Say what you will about corporate law and corporate lawyers (and please don't get me started), but my experience in that field and playing that role wasn't all bad. Beyond meeting a handful of really great people, the greatest part of my experience was the pro bono work I did.
I worked on a wide range of pro bono projects and cases during my two-and-a-half years at the firm, but I tended to gravitate toward cases aiding and representing refugees seeking asylum in the US. Under US law, a refugee is someone who is unable to return to his country because of persecution or a well-founded fear of persecution on account of race, religion, nationality, membership in a particular social group, or political opinion.
Most cases unfortunately cover more than one of those bases, and in my work I saw the range: the political journalist in the Democratic Republic of Congo whose life was threatened and hunted before she fled, the student activist in Ethiopia imprisoned, beaten, and tortured prior to escape. While life in their home countries was worse, life in the States seemed difficult for the refugees, especially with family and friends they may never see again left behind in countries to which they may never return. Yet, the refugees persevered and did what it took to survive as their cases wound their way through the system, a process that takes months and can last years.
I learned a lot through these cases. First off, the work of these cases was a daily and often graphic reminder that the world can be a tough and awful place. And I don't mean "you missed the bus for your commute and had to walk to work in the rain after your umbrella broke" awful (although that sounds totally gripe-worthy at the water cooler). I'm talking about "unjustly locked in a crowded prison cell for weeks where you endure daily interrogations and beatings and use the corner as a shared toilet" awful. Second, for as difficult life in this world can be, the human spirit has the potential to meet and overcome unimaginable adversity. As they say, "tough times don't last, but tough people do." And sometimes tough times do last and you have to risk your life and leave everything you know in order to escape them. Working with these women (all of my clients happened to be women) was like watching real-life profiles in courage unfold before my eyes.
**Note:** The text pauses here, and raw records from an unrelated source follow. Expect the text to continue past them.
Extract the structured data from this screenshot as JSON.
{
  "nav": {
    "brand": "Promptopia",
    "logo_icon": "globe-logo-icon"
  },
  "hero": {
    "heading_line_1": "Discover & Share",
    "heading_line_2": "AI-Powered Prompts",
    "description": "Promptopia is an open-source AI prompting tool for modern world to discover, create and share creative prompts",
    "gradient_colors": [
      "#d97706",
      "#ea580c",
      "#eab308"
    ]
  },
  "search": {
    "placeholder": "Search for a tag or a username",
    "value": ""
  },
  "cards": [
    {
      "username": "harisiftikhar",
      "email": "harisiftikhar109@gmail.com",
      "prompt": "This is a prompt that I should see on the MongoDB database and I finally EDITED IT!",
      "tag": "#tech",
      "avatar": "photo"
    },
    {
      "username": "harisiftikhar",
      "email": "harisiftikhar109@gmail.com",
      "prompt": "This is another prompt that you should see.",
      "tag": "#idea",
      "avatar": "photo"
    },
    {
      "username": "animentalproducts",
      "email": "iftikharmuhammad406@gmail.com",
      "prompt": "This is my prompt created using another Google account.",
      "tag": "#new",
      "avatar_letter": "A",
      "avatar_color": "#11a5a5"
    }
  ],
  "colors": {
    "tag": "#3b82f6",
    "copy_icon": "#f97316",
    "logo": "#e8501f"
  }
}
As I witnessed these refugees receive asylum in the United States, I couldn't help feeling that my country got a great bargain. After fighting for a chance to survive and coming so far, these battled-tested women were willing to do what it took to thrive in America, grateful for a new lease on life and fresh start. America would not be sorry for allowing them to stay. But more than envisioning what my clients, an aspiring doctor and lawyer, would make of themselves here, I liked to envision their future grandchildren, straining to understand their grandmother's distinct accent, only faintly aware of all the bravery, hard work, and sacrifice that went into setting the ground work for the birthright of their own American dream. I know these grandkids well because I am one of them, only now gaining a real appreciation for what my own grandparents endured as they fled post-war Europe for the US. My work with refugees was inspiring on a number of levels, not least of which was a lesson in the assumed and unappreciated good fortunes of my life circumstances and the inspiration to stop unthinkingly taking so much for granted. To borrow a theme from the novel I'm currently reading, "Use well thy freedom."
It's with this background that I set out last week for the city of Pokhara, located about a seven-hour bus ride from Kathmandu. Before I moved to Nepal, my latest asylum client in the US was a Tibetan refugee from a Tibetan settlement in Pokhara (more on Tibetan refugees in Nepal tomorrow). Her case is still pending, so I do not yet know if she will receive asylum in the US, but after working closely with her for over a year, I was excited about the opportunity to go to her home and meet her family, adding more life to the story she shared with me through tears and an interpreter on the 28th floor of a Chicago skyscraper.
I set off on the seven-hour bus ride, not realizing that my trip would entail a journey through decades of Tibetan history and family stories. It's a tale worth telling, and I look forward to sharing it tomorrow (with pictures).
Click here to read Part Two.